# Task goal
Those lines of the data that hold the word "тариф" are to be copied out.

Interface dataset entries
☆ ☆ ☆ ☆ ☆ ☆ ☆
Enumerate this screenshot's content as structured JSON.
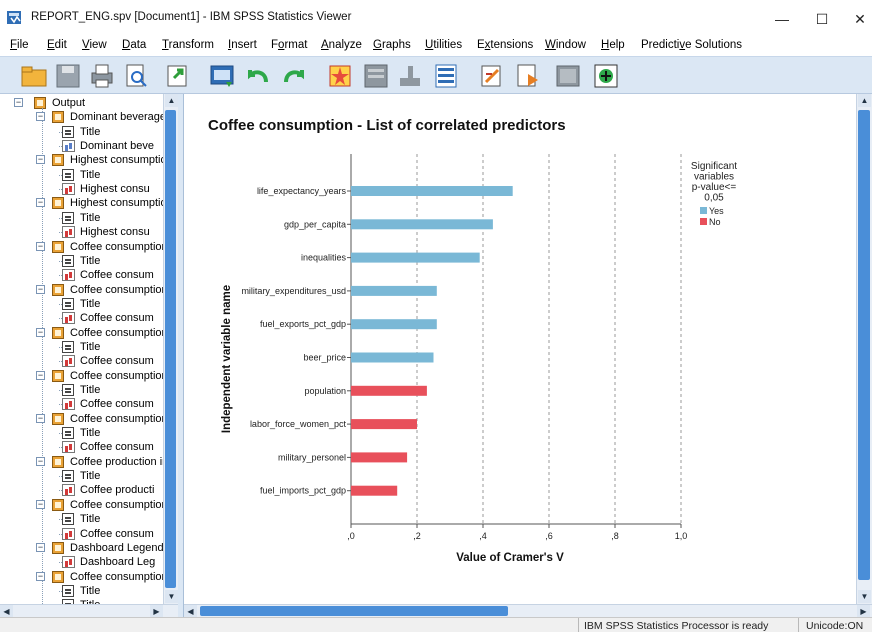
{
  "window": {
    "title": "REPORT_ENG.spv [Document1] - IBM SPSS Statistics Viewer",
    "minimize": "—",
    "maximize": "☐",
    "close": "✕"
  },
  "menu": [
    {
      "label": "File",
      "ul": "F",
      "rest": "ile"
    },
    {
      "label": "Edit",
      "ul": "E",
      "rest": "dit"
    },
    {
      "label": "View",
      "ul": "V",
      "rest": "iew"
    },
    {
      "label": "Data",
      "ul": "D",
      "rest": "ata"
    },
    {
      "label": "Transform",
      "ul": "T",
      "rest": "ransform"
    },
    {
      "label": "Insert",
      "ul": "I",
      "rest": "nsert"
    },
    {
      "label": "Format",
      "pre": "F",
      "ul": "o",
      "rest": "rmat"
    },
    {
      "label": "Analyze",
      "ul": "A",
      "rest": "nalyze"
    },
    {
      "label": "Graphs",
      "ul": "G",
      "rest": "raphs"
    },
    {
      "label": "Utilities",
      "ul": "U",
      "rest": "tilities"
    },
    {
      "label": "Extensions",
      "pre": "E",
      "ul": "x",
      "rest": "tensions"
    },
    {
      "label": "Window",
      "ul": "W",
      "rest": "indow"
    },
    {
      "label": "Help",
      "ul": "H",
      "rest": "elp"
    },
    {
      "label": "Predictive Solutions",
      "pre": "Predicti",
      "ul": "v",
      "rest": "e Solutions"
    }
  ],
  "toolbar": [
    "open-icon",
    "save-icon",
    "print-icon",
    "print-preview-icon",
    "export-icon",
    "recall-dialog-icon",
    "undo-icon",
    "redo-icon",
    "goto-data-icon",
    "goto-case-icon",
    "goto-variable-icon",
    "variables-icon",
    "insert-output-icon",
    "run-script-icon",
    "show-hide-icon",
    "designate-window-icon"
  ],
  "outline": {
    "root": "Output",
    "items": [
      {
        "kind": "folder",
        "label": "Dominant beverage"
      },
      {
        "kind": "title",
        "label": "Title"
      },
      {
        "kind": "chart",
        "color": "blue",
        "label": "Dominant beve"
      },
      {
        "kind": "folder",
        "label": "Highest consumptio"
      },
      {
        "kind": "title",
        "label": "Title"
      },
      {
        "kind": "chart",
        "color": "red",
        "label": "Highest consu"
      },
      {
        "kind": "folder",
        "label": "Highest consumptio"
      },
      {
        "kind": "title",
        "label": "Title"
      },
      {
        "kind": "chart",
        "color": "red",
        "label": "Highest consu"
      },
      {
        "kind": "folder",
        "label": "Coffee consumption"
      },
      {
        "kind": "title",
        "label": "Title"
      },
      {
        "kind": "chart",
        "color": "red",
        "label": "Coffee consum"
      },
      {
        "kind": "folder",
        "label": "Coffee consumption"
      },
      {
        "kind": "title",
        "label": "Title"
      },
      {
        "kind": "chart",
        "color": "red",
        "label": "Coffee consum"
      },
      {
        "kind": "folder",
        "label": "Coffee consumption"
      },
      {
        "kind": "title",
        "label": "Title"
      },
      {
        "kind": "chart",
        "color": "red",
        "label": "Coffee consum"
      },
      {
        "kind": "folder",
        "label": "Coffee consumption"
      },
      {
        "kind": "title",
        "label": "Title"
      },
      {
        "kind": "chart",
        "color": "red",
        "label": "Coffee consum"
      },
      {
        "kind": "folder",
        "label": "Coffee consumption"
      },
      {
        "kind": "title",
        "label": "Title"
      },
      {
        "kind": "chart",
        "color": "red",
        "label": "Coffee consum"
      },
      {
        "kind": "folder",
        "label": "Coffee production in"
      },
      {
        "kind": "title",
        "label": "Title"
      },
      {
        "kind": "chart",
        "color": "red",
        "label": "Coffee producti"
      },
      {
        "kind": "folder",
        "label": "Coffee consumption"
      },
      {
        "kind": "title",
        "label": "Title"
      },
      {
        "kind": "chart",
        "color": "red",
        "label": "Coffee consum"
      },
      {
        "kind": "folder",
        "label": "Dashboard Legend"
      },
      {
        "kind": "chart",
        "color": "red",
        "label": "Dashboard Leg"
      },
      {
        "kind": "folder",
        "label": "Coffee consumption"
      },
      {
        "kind": "title",
        "label": "Title"
      },
      {
        "kind": "title",
        "label": "Title"
      }
    ]
  },
  "chart_data": {
    "type": "bar",
    "orientation": "horizontal",
    "title": "Coffee consumption - List of correlated predictors",
    "xlabel": "Value of Cramer's V",
    "ylabel": "Independent variable name",
    "xlim": [
      0,
      1
    ],
    "xticks": [
      ",0",
      ",2",
      ",4",
      ",6",
      ",8",
      "1,0"
    ],
    "xtick_values": [
      0,
      0.2,
      0.4,
      0.6,
      0.8,
      1.0
    ],
    "grid": "vertical dashed",
    "categories": [
      "life_expectancy_years",
      "gdp_per_capita",
      "inequalities",
      "military_expenditures_usd",
      "fuel_exports_pct_gdp",
      "beer_price",
      "population",
      "labor_force_women_pct",
      "military_personel",
      "fuel_imports_pct_gdp"
    ],
    "values": [
      0.49,
      0.43,
      0.39,
      0.26,
      0.26,
      0.25,
      0.23,
      0.2,
      0.17,
      0.14
    ],
    "significant": [
      "Yes",
      "Yes",
      "Yes",
      "Yes",
      "Yes",
      "Yes",
      "No",
      "No",
      "No",
      "No"
    ],
    "legend": {
      "title_lines": [
        "Significant",
        "variables",
        "p-value<=",
        "0,05"
      ],
      "placement": "top-right",
      "entries": [
        {
          "label": "Yes",
          "color": "#7ab8d6"
        },
        {
          "label": "No",
          "color": "#e8505b"
        }
      ]
    },
    "colors": {
      "Yes": "#7ab8d6",
      "No": "#e8505b"
    }
  },
  "status": {
    "processor": "IBM SPSS Statistics Processor is ready",
    "unicode": "Unicode:ON"
  }
}
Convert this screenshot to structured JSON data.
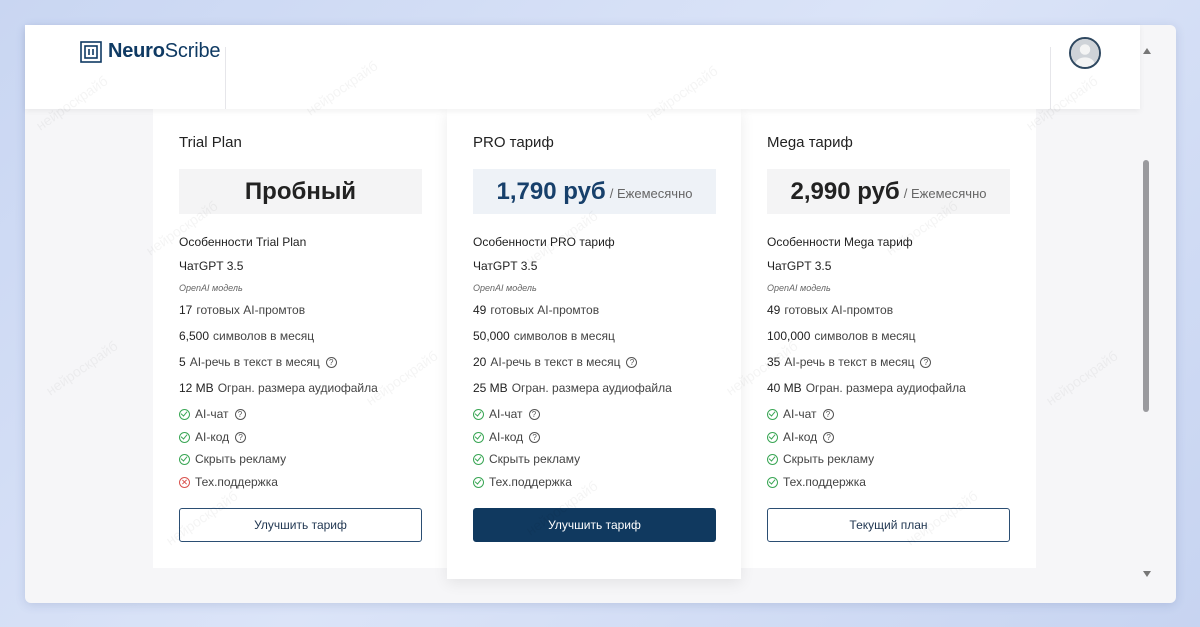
{
  "brand": {
    "name_bold": "Neuro",
    "name_light": "Scribe"
  },
  "plans": [
    {
      "title": "Trial Plan",
      "price": "Пробный",
      "period": "",
      "features_heading": "Особенности Trial Plan",
      "model": "ЧатGPT 3.5",
      "model_note": "OpenAI модель",
      "prompts_num": "17",
      "prompts_label": "готовых AI-промтов",
      "chars_num": "6,500",
      "chars_label": "символов в месяц",
      "speech_num": "5",
      "speech_label": "AI-речь в текст в месяц",
      "audio_num": "12 MB",
      "audio_label": "Огран. размера аудиофайла",
      "chat": "AI-чат",
      "code": "AI-код",
      "ads": "Скрыть рекламу",
      "support": "Тех.поддержка",
      "support_available": false,
      "button": "Улучшить тариф"
    },
    {
      "title": "PRO тариф",
      "price": "1,790 руб",
      "period": "/ Ежемесячно",
      "features_heading": "Особенности PRO тариф",
      "model": "ЧатGPT 3.5",
      "model_note": "OpenAI модель",
      "prompts_num": "49",
      "prompts_label": "готовых AI-промтов",
      "chars_num": "50,000",
      "chars_label": "символов в месяц",
      "speech_num": "20",
      "speech_label": "AI-речь в текст в месяц",
      "audio_num": "25 MB",
      "audio_label": "Огран. размера аудиофайла",
      "chat": "AI-чат",
      "code": "AI-код",
      "ads": "Скрыть рекламу",
      "support": "Тех.поддержка",
      "support_available": true,
      "button": "Улучшить тариф"
    },
    {
      "title": "Mega тариф",
      "price": "2,990 руб",
      "period": "/ Ежемесячно",
      "features_heading": "Особенности Mega тариф",
      "model": "ЧатGPT 3.5",
      "model_note": "OpenAI модель",
      "prompts_num": "49",
      "prompts_label": "готовых AI-промтов",
      "chars_num": "100,000",
      "chars_label": "символов в месяц",
      "speech_num": "35",
      "speech_label": "AI-речь в текст в месяц",
      "audio_num": "40 MB",
      "audio_label": "Огран. размера аудиофайла",
      "chat": "AI-чат",
      "code": "AI-код",
      "ads": "Скрыть рекламу",
      "support": "Тех.поддержка",
      "support_available": true,
      "button": "Текущий план"
    }
  ],
  "watermark": "нейроскрайб",
  "colors": {
    "brand": "#0f3a63",
    "primary_button": "#10395f",
    "check": "#3aa655",
    "cross": "#d9534f"
  }
}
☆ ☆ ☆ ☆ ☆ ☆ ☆
# Result
      "button": "Улучшить тариф"
      "title": "PRO тариф",
      "features_heading": "Особенности PRO тариф",
      "button": "Улучшить тариф"
      "title": "Mega тариф",
      "features_heading": "Особенности Mega тариф",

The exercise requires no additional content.